What is needed is each line of the data below that holds the string "label".

BEGIN Input material

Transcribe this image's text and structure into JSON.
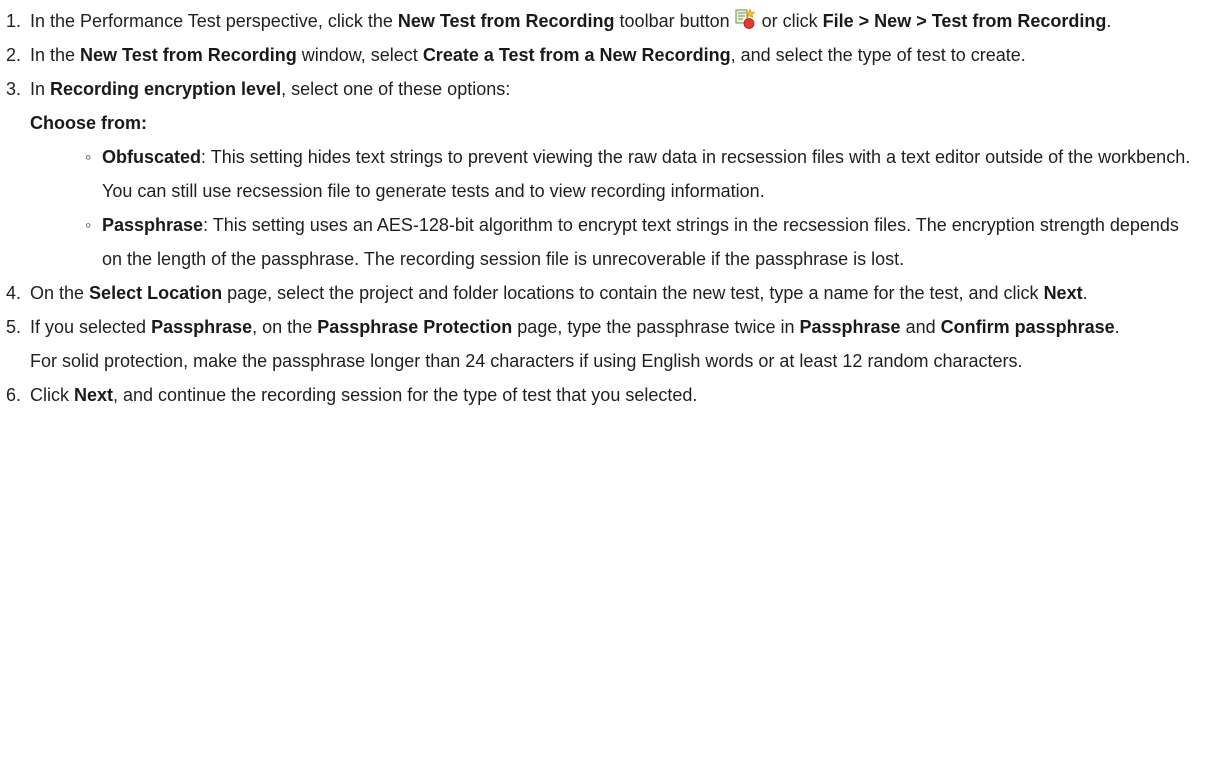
{
  "steps": [
    {
      "num": "1.",
      "a": "In the Performance Test perspective, click the ",
      "b1": "New Test from Recording",
      "c": " toolbar button ",
      "icon": "new-test-from-recording-icon",
      "d": " or click ",
      "b2": "File > New > Test from Recording",
      "e": "."
    },
    {
      "num": "2.",
      "a": "In the ",
      "b1": "New Test from Recording",
      "c": " window, select ",
      "b2": "Create a Test from a New Recording",
      "d": ", and select the type of test to create."
    },
    {
      "num": "3.",
      "a": "In ",
      "b1": "Recording encryption level",
      "c": ", select one of these options:",
      "choose": "Choose from:",
      "options": [
        {
          "term": "Obfuscated",
          "text": ": This setting hides text strings to prevent viewing the raw data in recsession files with a text editor outside of the workbench. You can still use recsession file to generate tests and to view recording information."
        },
        {
          "term": "Passphrase",
          "text": ": This setting uses an AES-128-bit algorithm to encrypt text strings in the recsession files. The encryption strength depends on the length of the passphrase. The recording session file is unrecoverable if the passphrase is lost."
        }
      ]
    },
    {
      "num": "4.",
      "a": "On the ",
      "b1": "Select Location",
      "c": " page, select the project and folder locations to contain the new test, type a name for the test, and click ",
      "b2": "Next",
      "d": "."
    },
    {
      "num": "5.",
      "a": "If you selected ",
      "b1": "Passphrase",
      "c": ", on the ",
      "b2": "Passphrase Protection",
      "d": " page, type the passphrase twice in ",
      "b3": "Passphrase",
      "e": " and ",
      "b4": "Confirm passphrase",
      "f": ".",
      "note": "For solid protection, make the passphrase longer than 24 characters if using English words or at least 12 random characters."
    },
    {
      "num": "6.",
      "a": "Click ",
      "b1": "Next",
      "c": ", and continue the recording session for the type of test that you selected."
    }
  ]
}
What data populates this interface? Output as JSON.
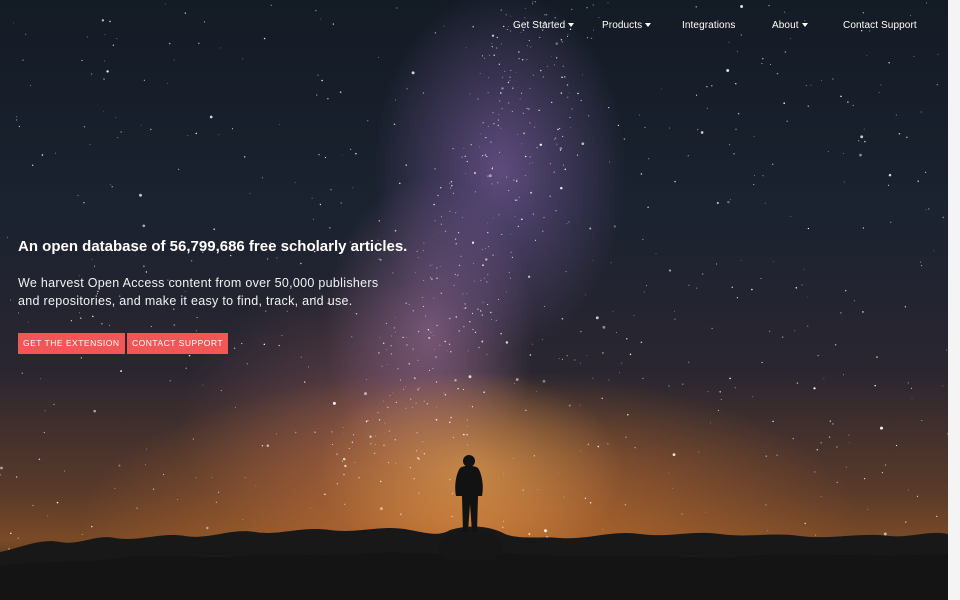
{
  "nav": {
    "items": [
      {
        "label": "Get Started",
        "dropdown": true
      },
      {
        "label": "Products",
        "dropdown": true
      },
      {
        "label": "Integrations",
        "dropdown": false
      },
      {
        "label": "About",
        "dropdown": true
      },
      {
        "label": "Contact Support",
        "dropdown": false
      }
    ]
  },
  "hero": {
    "headline": "An open database of 56,799,686 free scholarly articles.",
    "subtext": "We harvest Open Access content from over 50,000 publishers and repositories, and make it easy to find, track, and use.",
    "primary_button": "GET THE EXTENSION",
    "secondary_button": "CONTACT SUPPORT"
  },
  "colors": {
    "button": "#f25656",
    "text": "#ffffff"
  },
  "icons": {
    "dropdown": "chevron-down-icon"
  }
}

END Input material

Exercise solution:
        "label": "Get Started",
        "label": "Products",
        "label": "Integrations",
        "label": "About",
        "label": "Contact Support",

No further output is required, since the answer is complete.